**Provided material**

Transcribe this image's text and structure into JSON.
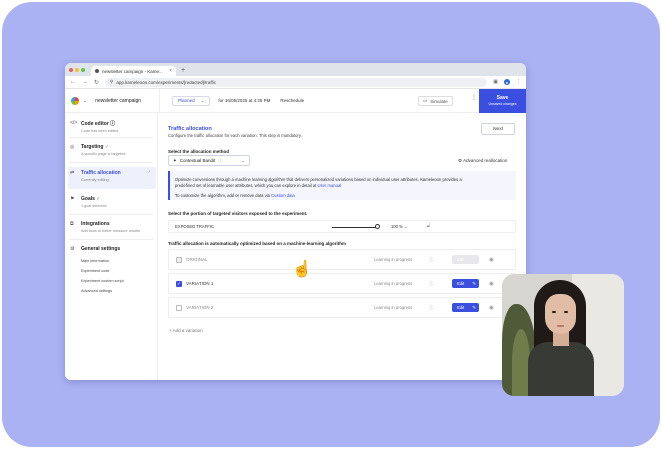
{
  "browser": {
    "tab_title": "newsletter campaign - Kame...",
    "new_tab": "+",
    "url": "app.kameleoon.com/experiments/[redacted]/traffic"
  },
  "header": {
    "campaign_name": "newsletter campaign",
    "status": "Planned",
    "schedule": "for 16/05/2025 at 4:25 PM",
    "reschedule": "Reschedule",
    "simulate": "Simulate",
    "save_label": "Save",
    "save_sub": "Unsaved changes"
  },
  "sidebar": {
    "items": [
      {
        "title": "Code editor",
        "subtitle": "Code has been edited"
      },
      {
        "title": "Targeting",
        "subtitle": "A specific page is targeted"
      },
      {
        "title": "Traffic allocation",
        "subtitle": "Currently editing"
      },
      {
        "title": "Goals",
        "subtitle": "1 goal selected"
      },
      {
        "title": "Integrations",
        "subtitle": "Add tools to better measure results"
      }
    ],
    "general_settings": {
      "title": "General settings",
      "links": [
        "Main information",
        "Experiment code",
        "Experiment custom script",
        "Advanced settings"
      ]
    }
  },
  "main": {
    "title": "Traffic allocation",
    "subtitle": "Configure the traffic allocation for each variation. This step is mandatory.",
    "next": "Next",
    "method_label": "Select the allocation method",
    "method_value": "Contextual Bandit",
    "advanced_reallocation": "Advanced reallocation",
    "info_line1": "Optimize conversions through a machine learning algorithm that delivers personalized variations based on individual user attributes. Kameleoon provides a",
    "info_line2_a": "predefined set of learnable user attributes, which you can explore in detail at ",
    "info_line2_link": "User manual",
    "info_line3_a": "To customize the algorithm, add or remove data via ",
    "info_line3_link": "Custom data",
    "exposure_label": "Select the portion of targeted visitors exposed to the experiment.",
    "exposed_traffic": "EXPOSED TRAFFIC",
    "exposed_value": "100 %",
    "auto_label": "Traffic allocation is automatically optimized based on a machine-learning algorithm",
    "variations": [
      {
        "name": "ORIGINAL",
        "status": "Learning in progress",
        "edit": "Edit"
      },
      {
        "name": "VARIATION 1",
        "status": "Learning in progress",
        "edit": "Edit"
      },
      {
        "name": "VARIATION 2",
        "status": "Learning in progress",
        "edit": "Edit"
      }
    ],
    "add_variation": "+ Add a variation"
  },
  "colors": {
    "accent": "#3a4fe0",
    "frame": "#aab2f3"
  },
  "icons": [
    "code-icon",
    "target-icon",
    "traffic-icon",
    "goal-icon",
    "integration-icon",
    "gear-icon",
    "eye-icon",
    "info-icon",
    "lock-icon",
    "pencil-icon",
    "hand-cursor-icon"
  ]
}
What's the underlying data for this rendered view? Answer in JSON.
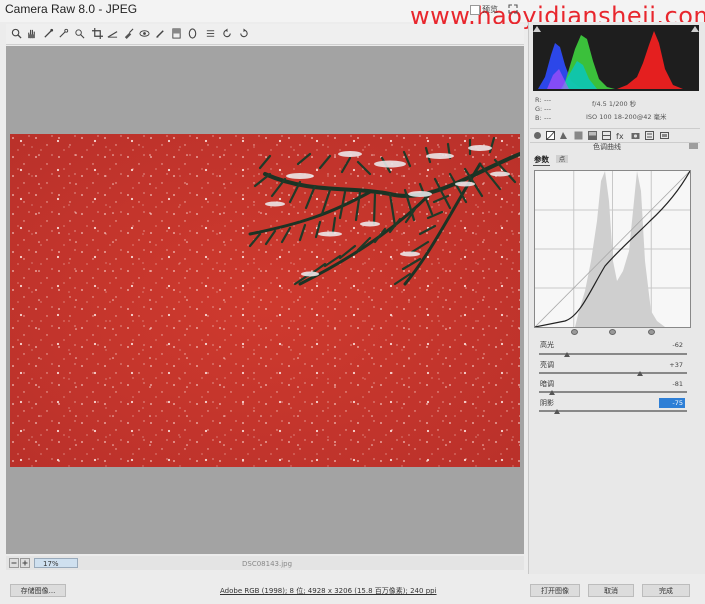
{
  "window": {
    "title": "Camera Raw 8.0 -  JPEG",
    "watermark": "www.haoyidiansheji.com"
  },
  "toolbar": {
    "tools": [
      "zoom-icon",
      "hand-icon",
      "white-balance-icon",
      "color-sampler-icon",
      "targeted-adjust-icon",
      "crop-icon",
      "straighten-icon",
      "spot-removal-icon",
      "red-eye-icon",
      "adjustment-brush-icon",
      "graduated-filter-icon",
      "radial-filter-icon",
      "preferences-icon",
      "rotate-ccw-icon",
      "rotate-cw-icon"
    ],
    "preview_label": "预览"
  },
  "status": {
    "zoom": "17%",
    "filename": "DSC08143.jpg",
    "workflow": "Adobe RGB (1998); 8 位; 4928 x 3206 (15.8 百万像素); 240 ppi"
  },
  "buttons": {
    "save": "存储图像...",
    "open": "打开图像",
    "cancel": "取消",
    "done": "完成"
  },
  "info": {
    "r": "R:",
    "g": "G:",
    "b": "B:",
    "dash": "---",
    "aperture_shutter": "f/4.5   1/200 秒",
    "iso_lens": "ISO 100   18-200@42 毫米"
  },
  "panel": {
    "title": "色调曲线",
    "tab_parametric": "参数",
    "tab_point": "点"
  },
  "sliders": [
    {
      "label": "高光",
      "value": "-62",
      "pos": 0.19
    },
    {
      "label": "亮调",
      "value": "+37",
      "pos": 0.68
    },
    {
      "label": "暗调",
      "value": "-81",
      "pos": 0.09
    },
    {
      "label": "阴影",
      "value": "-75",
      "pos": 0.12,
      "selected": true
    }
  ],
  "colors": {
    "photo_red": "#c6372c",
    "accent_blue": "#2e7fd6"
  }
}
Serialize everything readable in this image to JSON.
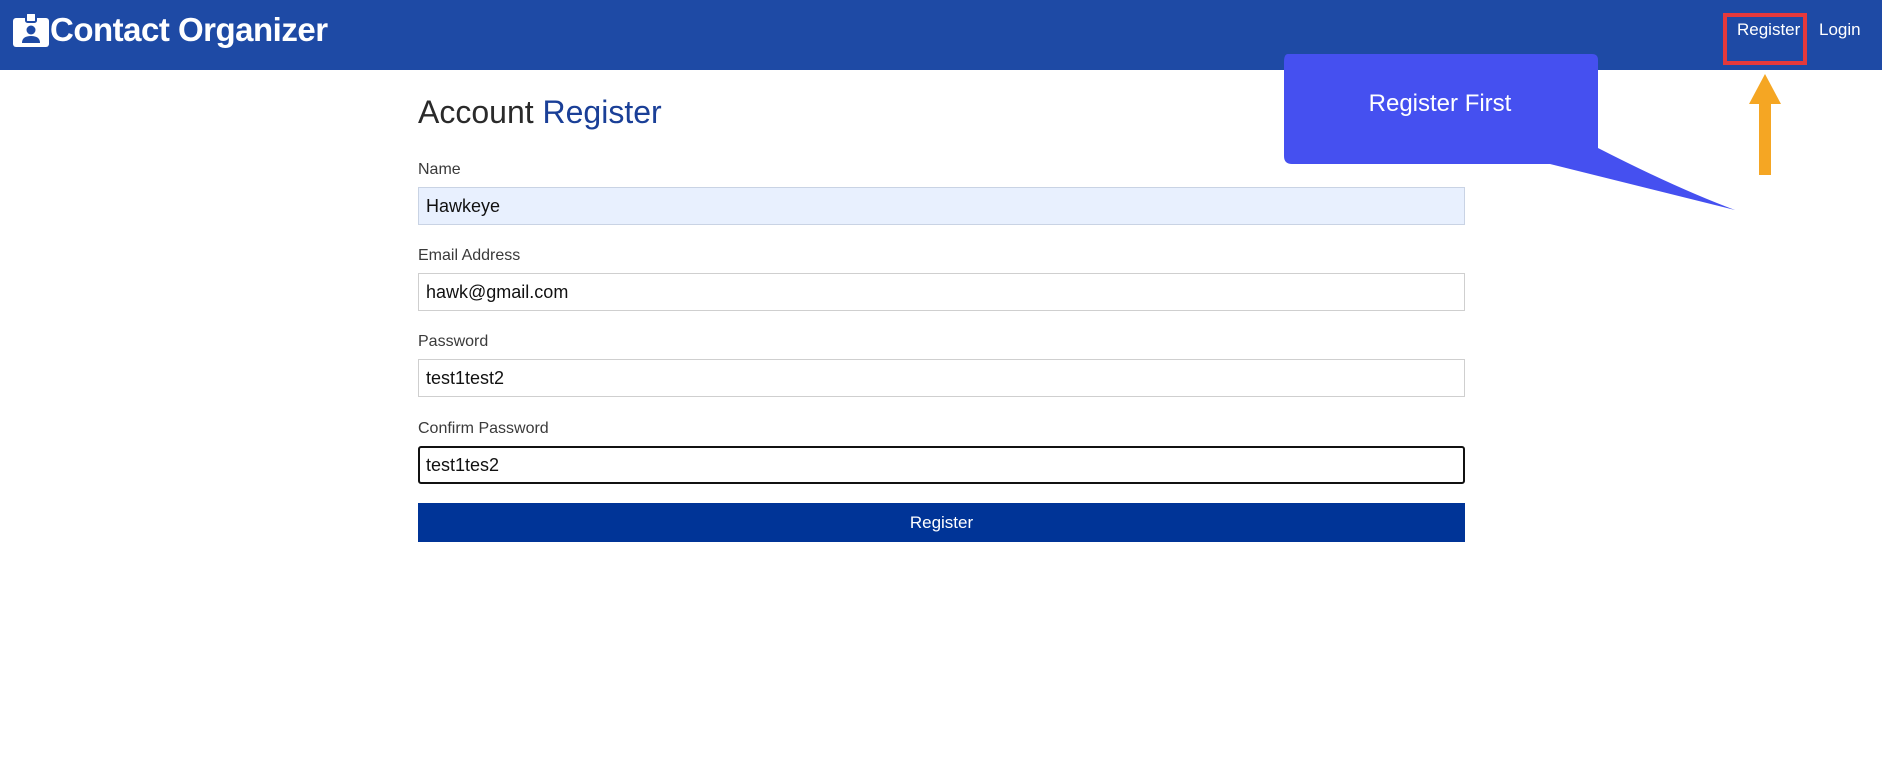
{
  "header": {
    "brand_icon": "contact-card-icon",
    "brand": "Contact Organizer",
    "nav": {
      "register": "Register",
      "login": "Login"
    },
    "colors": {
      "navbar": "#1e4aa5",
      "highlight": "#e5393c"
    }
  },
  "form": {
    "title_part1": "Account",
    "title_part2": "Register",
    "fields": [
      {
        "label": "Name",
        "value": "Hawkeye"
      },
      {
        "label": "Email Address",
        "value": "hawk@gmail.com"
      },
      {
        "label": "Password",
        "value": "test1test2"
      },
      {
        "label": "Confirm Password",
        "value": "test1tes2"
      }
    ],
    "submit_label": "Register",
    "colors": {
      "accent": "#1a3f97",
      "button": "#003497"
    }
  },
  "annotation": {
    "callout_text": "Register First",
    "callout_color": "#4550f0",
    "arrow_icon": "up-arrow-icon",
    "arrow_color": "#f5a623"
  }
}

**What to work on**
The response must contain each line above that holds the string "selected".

**Solution to the exercise**
        "subtitle": "1 goal selected"
      "selected": true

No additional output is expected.